Everyone seemed to be just as enthusiastic with the bodies that defied established beauty standards as with those that conformed to them. In fact, since those who defied those norms probably had more experience with building themselves up in the face of a cruel culture, they were often the better performers due to their enthusiasm of proudly declaring through art, ‘THIS IS ME AND I AM SEXY!’
And that won the applause every time!
How Naked Did I Get?
I definitely considered going all the way, and I think I’m going to have to go back and get fully nude one of these days. But I didn’t bare it all on my debut performance.
I wore something I could really play with and have fun removing without having to commit to being too naked. I wore shoes that were easy to slip off, a very sparkly shirt for performative effect and a loose tank top with a plunging back line. By the end of the song, I was down to just my little undies and completely topless. No pasties. The nips were out! I did it! I finally freed the nipple!
This was my first time doing anything like this. I was always the kid who changed in the bathroom stall, and I even put my towel on before I even pulled open the shower curtain in my locked bathroom at home. I was in full support of liberation and nudity and wild sexuality, but I hadn’t yet pushed myself too far down that road. I was really amazed at how terrifying and electrifying it was to rip off my shirt for a crowd of cheering people!
You never get that kind of reaction out of one person behind closed doors.
Bare-Naked and Singing

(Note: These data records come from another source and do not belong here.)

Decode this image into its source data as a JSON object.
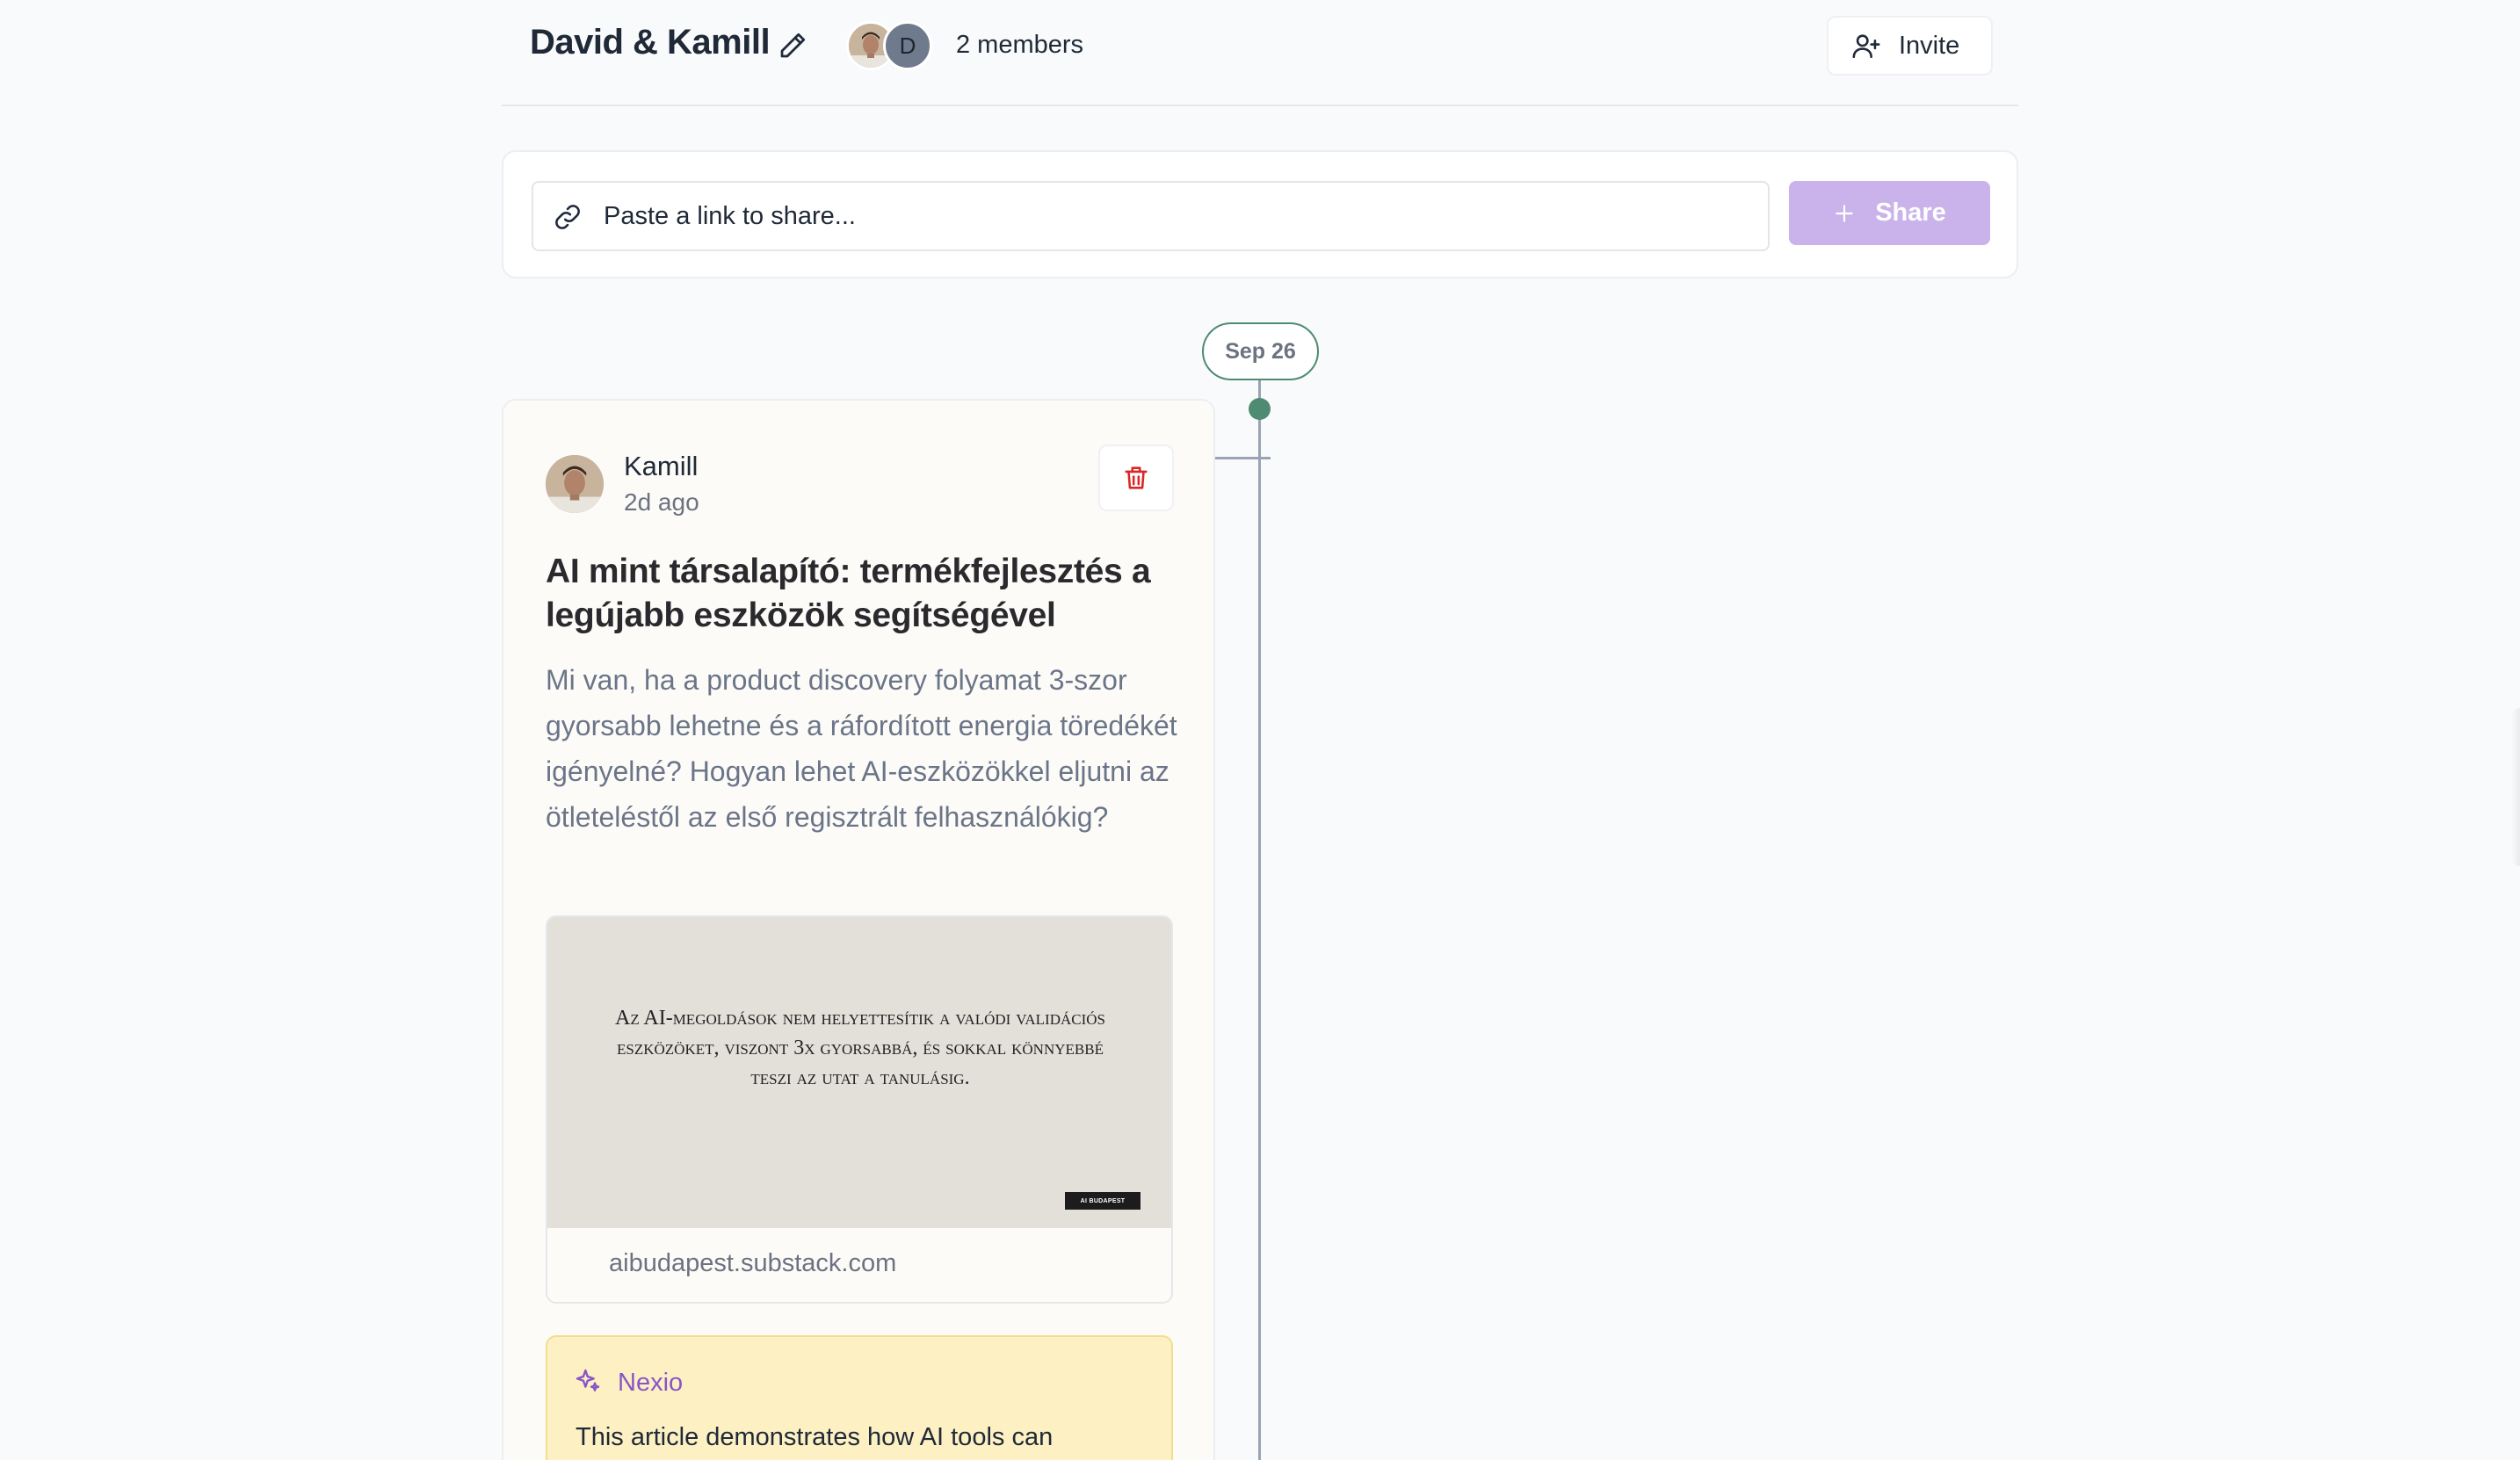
{
  "header": {
    "group_title": "David & Kamill",
    "members_count": "2 members",
    "avatar_letter": "D",
    "invite_label": "Invite"
  },
  "share_bar": {
    "placeholder": "Paste a link to share...",
    "share_label": "Share"
  },
  "timeline": {
    "date_label": "Sep 26"
  },
  "post": {
    "author": "Kamill",
    "time_ago": "2d ago",
    "title": "AI mint társalapító: termékfejlesztés a legújabb eszközök segítségével",
    "excerpt": "Mi van, ha a product discovery folyamat 3-szor gyorsabb lehetne és a ráfordított energia töredékét igényelné? Hogyan lehet AI-eszközökkel eljutni az ötleteléstől az első regisztrált felhasználókig?",
    "preview": {
      "quote": "Az AI-megoldások nem helyettesítik a valódi validációs eszközöket, viszont 3x gyorsabbá, és sokkal könnyebbé teszi az utat a tanulásig.",
      "badge": "AI BUDAPEST",
      "domain": "aibudapest.substack.com"
    },
    "nexio": {
      "name": "Nexio",
      "text": "This article demonstrates how AI tools can"
    }
  },
  "colors": {
    "accent_purple": "#c9b3ea",
    "timeline_green": "#4f8a72",
    "nexio_bg": "#fdf0c3",
    "delete_red": "#dc2626"
  },
  "icons": {
    "edit": "pencil-icon",
    "invite": "user-plus-icon",
    "link": "link-icon",
    "share": "plus-icon",
    "delete": "trash-icon",
    "nexio": "sparkles-icon"
  }
}
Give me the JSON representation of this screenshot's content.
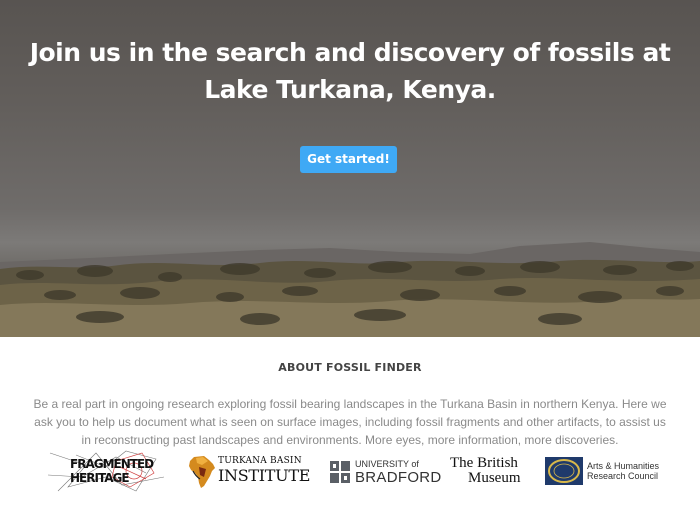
{
  "hero": {
    "title": "Join us in the search and discovery of fossils at Lake Turkana, Kenya.",
    "cta_label": "Get started!",
    "cta_color": "#3fa9f5"
  },
  "about": {
    "heading": "ABOUT FOSSIL FINDER",
    "body": "Be a real part in ongoing research exploring fossil bearing landscapes in the Turkana Basin in northern Kenya. Here we ask you to help us document what is seen on surface images, including fossil fragments and other artifacts, to assist us in reconstructing past landscapes and environments. More eyes, more information, more discoveries."
  },
  "partners": {
    "fragmented": {
      "line1": "FRAGMENTED",
      "line2": "HERITAGE"
    },
    "turkana": {
      "line1": "TURKANA BASIN",
      "line2": "INSTITUTE"
    },
    "bradford": {
      "line1": "UNIVERSITY of",
      "line2": "BRADFORD"
    },
    "british_museum": {
      "line1": "The British",
      "line2": "Museum"
    },
    "ahrc": {
      "line1": "Arts & Humanities",
      "line2": "Research Council"
    }
  }
}
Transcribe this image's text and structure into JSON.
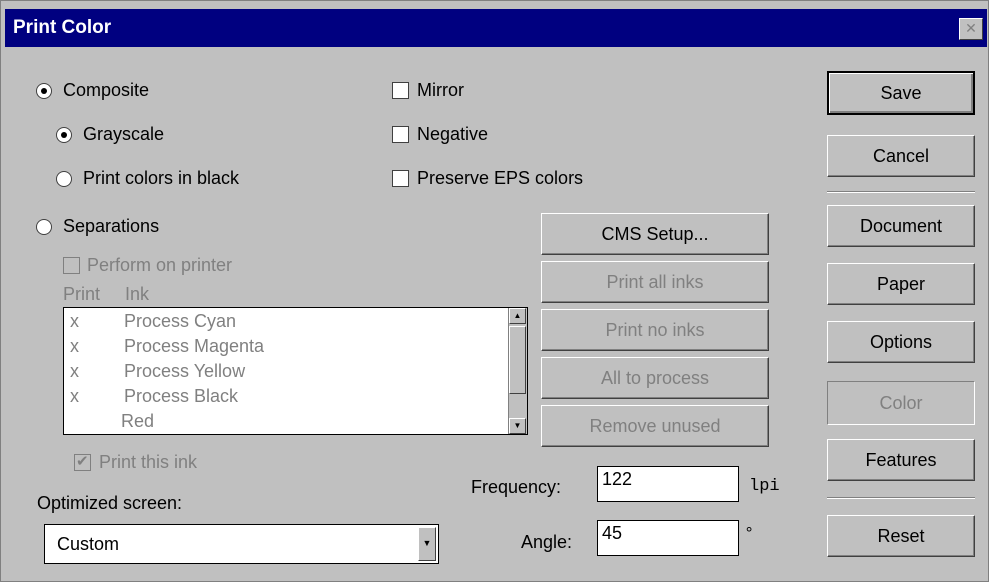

I made it on stage and survived being mostly nude and singing in public. But rather than feeling like I had survived a harrowing experience I’d never want to repeat, I felt inspired to come back and do it again. I still want to know what it feels like to confidently and proudly dance, fully naked in front of a crowd of people and sing my heart out to uproarious applause.
I can’t imagine anything else more powerful than that.